Within the listing below, filter for "Kaufring" and copy every matching line.

____________

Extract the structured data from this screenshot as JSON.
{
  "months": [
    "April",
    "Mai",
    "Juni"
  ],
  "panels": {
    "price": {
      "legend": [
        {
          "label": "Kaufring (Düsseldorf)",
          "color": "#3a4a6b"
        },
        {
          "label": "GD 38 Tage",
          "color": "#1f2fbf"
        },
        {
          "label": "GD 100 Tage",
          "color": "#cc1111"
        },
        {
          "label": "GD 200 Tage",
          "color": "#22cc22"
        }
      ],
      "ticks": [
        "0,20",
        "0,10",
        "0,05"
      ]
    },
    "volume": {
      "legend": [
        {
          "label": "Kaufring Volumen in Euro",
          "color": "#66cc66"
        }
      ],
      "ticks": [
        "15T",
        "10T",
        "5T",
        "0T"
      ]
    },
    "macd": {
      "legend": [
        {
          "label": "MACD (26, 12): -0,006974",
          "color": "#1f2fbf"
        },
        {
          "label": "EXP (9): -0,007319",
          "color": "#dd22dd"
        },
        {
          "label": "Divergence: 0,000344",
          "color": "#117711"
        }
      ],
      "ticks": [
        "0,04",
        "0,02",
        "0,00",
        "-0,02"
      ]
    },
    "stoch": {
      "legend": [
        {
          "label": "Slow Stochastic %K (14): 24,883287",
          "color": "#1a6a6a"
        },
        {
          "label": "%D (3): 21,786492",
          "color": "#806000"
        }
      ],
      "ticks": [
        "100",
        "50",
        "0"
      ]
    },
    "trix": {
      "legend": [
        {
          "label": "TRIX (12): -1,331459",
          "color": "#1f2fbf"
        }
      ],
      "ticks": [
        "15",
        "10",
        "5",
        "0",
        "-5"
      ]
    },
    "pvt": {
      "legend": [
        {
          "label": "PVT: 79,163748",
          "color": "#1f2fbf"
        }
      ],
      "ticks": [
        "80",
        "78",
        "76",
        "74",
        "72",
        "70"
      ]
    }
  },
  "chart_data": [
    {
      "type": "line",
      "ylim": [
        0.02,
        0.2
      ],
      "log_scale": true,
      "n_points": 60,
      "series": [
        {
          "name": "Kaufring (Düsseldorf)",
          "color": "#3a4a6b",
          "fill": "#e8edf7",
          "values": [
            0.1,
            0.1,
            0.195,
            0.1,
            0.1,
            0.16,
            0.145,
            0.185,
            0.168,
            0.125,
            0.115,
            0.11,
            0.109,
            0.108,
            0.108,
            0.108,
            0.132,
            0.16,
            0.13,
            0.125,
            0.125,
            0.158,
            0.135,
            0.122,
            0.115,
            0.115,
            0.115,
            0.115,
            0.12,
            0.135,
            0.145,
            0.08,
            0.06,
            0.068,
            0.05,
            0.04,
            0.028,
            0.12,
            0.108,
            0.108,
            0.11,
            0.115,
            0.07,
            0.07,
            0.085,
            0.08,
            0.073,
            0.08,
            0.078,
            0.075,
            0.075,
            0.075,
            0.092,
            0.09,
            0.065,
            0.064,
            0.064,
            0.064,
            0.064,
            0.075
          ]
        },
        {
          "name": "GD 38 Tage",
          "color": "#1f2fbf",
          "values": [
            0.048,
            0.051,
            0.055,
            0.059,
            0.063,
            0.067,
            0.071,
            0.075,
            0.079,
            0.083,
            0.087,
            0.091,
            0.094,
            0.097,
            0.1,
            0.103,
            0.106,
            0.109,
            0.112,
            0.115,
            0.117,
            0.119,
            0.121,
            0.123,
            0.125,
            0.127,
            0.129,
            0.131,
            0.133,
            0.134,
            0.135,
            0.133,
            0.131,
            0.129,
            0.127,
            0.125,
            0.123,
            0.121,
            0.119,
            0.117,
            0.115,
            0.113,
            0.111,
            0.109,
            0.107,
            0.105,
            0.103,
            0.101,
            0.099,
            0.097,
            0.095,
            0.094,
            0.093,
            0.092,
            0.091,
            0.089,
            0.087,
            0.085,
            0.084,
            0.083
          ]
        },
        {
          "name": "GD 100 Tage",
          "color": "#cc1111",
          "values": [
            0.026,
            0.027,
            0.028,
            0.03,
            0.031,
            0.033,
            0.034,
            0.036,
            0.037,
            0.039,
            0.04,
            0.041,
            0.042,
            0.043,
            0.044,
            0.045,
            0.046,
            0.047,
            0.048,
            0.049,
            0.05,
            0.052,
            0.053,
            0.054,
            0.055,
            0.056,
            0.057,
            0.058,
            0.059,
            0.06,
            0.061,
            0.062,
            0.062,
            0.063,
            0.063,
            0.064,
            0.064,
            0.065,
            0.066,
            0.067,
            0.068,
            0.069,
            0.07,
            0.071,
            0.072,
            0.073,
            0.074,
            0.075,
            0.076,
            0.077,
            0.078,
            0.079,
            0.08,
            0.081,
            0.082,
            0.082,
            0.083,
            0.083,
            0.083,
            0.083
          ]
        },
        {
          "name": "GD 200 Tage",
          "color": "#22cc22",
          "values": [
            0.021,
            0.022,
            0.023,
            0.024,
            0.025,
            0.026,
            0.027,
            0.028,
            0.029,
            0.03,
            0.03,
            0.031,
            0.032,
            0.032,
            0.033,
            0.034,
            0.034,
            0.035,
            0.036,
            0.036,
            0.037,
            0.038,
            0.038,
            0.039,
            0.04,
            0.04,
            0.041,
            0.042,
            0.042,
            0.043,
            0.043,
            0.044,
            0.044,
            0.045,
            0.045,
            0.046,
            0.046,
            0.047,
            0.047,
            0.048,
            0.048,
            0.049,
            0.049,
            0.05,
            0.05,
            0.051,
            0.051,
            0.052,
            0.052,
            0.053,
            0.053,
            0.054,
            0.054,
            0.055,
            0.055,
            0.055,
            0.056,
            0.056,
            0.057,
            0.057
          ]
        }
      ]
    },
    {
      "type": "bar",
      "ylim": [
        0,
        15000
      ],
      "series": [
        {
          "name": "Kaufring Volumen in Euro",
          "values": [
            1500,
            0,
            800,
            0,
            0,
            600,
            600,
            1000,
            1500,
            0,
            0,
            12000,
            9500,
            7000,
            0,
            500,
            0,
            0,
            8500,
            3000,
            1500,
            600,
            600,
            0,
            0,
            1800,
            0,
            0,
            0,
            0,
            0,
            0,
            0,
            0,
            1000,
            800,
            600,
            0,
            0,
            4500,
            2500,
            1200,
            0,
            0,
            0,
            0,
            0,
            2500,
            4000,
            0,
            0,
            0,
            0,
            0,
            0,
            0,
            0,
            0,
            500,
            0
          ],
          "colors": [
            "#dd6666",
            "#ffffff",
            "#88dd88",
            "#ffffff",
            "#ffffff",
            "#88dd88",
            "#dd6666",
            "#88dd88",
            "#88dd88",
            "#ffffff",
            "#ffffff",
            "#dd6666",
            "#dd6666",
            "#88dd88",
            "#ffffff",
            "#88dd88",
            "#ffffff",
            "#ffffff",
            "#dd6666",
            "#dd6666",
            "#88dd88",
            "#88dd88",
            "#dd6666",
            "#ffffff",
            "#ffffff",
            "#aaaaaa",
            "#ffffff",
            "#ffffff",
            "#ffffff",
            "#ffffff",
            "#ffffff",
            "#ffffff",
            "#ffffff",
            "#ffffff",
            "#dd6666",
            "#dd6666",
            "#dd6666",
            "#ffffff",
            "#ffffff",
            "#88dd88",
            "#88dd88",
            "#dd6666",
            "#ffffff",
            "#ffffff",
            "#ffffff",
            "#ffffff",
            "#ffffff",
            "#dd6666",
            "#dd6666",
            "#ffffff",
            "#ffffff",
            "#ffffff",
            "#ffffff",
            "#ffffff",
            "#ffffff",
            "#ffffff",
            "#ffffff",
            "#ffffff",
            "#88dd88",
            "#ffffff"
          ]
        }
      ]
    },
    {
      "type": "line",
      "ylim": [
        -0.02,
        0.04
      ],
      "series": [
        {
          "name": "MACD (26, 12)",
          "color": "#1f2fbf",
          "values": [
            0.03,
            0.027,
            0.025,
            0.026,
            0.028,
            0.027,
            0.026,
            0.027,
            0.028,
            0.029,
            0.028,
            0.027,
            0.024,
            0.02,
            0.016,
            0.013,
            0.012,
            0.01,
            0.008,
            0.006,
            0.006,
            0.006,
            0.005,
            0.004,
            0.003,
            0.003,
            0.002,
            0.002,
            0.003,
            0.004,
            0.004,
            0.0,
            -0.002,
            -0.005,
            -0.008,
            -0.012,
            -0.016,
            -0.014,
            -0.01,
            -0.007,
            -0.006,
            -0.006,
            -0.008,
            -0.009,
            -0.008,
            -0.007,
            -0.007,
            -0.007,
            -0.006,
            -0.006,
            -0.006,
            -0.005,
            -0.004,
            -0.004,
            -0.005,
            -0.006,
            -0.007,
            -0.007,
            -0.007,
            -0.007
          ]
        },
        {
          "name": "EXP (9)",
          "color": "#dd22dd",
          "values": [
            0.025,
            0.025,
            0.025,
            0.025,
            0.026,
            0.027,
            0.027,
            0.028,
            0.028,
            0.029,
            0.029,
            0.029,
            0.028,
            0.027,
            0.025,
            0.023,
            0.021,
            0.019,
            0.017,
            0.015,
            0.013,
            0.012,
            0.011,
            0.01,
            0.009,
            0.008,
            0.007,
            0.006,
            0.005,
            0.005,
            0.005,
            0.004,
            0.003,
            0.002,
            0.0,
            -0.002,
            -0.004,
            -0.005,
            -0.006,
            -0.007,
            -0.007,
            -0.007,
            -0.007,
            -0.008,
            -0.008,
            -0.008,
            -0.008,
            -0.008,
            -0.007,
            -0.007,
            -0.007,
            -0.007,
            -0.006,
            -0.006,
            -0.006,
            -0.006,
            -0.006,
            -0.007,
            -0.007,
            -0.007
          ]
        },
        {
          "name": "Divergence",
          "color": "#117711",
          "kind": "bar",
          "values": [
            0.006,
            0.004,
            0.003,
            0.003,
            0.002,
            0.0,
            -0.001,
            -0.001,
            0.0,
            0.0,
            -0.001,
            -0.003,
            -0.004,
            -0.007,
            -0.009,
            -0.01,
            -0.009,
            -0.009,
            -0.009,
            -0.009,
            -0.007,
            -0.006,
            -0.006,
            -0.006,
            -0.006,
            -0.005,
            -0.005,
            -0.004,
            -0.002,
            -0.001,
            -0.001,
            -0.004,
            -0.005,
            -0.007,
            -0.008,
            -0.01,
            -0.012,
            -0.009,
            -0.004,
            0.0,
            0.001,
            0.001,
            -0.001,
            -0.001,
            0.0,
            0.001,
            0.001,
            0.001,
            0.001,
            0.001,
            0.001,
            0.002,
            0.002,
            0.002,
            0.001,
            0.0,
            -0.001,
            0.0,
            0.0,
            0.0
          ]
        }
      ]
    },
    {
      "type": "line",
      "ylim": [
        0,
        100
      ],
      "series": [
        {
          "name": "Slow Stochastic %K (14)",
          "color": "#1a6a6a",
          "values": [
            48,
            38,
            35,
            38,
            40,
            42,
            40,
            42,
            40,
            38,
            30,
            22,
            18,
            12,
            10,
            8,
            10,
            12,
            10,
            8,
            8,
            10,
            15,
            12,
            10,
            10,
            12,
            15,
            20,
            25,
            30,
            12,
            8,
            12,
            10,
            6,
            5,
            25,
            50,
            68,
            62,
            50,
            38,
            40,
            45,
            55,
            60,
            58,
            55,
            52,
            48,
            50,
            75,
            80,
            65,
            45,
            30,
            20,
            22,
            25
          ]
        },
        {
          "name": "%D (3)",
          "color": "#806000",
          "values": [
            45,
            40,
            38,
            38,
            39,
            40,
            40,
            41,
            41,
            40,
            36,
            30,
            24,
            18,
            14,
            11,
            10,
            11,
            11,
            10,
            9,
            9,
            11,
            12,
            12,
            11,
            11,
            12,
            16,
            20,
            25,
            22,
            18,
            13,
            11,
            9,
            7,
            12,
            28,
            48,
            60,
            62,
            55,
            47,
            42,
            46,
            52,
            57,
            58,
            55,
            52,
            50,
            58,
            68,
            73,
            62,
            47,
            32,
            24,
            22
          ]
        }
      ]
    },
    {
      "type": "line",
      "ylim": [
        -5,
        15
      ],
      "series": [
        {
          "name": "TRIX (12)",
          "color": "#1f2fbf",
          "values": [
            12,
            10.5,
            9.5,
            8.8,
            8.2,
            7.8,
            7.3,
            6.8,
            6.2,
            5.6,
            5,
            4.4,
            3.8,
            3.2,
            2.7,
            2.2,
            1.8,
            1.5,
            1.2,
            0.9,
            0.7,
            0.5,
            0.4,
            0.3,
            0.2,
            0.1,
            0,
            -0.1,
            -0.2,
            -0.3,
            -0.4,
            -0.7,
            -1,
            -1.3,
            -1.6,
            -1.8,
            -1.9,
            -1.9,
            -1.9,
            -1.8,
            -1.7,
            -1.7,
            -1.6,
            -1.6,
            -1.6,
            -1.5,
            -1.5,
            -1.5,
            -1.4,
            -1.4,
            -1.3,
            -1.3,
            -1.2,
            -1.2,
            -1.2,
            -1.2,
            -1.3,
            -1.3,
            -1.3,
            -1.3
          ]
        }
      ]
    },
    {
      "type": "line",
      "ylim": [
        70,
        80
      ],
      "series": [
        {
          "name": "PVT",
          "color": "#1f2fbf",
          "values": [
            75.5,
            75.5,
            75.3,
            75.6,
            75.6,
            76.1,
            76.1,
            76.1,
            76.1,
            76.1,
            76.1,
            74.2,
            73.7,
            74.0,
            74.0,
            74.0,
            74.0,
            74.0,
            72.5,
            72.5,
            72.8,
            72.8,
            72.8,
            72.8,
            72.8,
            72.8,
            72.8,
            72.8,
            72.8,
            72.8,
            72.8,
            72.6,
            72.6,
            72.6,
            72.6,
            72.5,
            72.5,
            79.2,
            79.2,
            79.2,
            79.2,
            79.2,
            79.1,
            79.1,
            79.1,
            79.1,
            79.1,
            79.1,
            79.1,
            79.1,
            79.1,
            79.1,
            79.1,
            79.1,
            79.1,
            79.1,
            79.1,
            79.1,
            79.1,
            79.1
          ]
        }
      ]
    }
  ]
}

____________

## Output of the task
          "label": "Kaufring (Düsseldorf)",
          "label": "Kaufring Volumen in Euro",
          "name": "Kaufring (Düsseldorf)",
          "name": "Kaufring Volumen in Euro",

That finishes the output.